Problem details → Where does the word "Online" show up in the data? Please find each such line and copy it.

=-=-=

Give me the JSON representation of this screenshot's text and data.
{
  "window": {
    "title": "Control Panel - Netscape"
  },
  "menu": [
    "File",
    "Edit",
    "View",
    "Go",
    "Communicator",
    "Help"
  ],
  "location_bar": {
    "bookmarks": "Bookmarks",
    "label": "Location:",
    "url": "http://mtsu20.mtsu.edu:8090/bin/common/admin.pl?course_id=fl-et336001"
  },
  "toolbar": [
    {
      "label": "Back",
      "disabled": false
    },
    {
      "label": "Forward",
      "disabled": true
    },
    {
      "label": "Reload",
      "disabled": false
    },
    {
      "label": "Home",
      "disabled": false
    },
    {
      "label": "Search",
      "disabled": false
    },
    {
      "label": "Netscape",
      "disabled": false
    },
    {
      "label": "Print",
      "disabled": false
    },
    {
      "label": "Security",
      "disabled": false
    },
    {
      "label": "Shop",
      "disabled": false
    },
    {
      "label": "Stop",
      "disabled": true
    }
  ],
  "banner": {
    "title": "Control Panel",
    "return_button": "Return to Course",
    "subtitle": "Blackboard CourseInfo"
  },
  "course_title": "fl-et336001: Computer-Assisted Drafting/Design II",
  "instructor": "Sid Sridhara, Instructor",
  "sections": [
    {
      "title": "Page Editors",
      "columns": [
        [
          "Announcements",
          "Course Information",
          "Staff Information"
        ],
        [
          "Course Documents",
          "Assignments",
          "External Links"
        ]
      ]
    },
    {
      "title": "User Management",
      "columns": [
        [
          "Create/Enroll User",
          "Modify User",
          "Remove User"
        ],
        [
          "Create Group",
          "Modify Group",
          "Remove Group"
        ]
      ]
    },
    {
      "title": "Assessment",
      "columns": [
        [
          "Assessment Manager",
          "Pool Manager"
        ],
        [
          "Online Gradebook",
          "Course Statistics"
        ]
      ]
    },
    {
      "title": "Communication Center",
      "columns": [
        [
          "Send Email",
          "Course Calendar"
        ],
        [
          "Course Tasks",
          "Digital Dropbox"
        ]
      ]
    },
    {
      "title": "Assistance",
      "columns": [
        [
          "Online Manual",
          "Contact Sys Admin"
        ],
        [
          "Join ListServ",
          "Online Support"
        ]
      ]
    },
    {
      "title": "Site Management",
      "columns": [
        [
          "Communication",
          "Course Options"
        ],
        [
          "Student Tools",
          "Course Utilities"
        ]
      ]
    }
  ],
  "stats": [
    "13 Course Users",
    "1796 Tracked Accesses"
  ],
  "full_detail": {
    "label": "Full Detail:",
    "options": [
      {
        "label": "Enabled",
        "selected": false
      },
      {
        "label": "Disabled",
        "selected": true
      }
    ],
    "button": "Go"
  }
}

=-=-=

Solution below →
          "Online Gradebook",
          "Online Manual",
          "Online Support"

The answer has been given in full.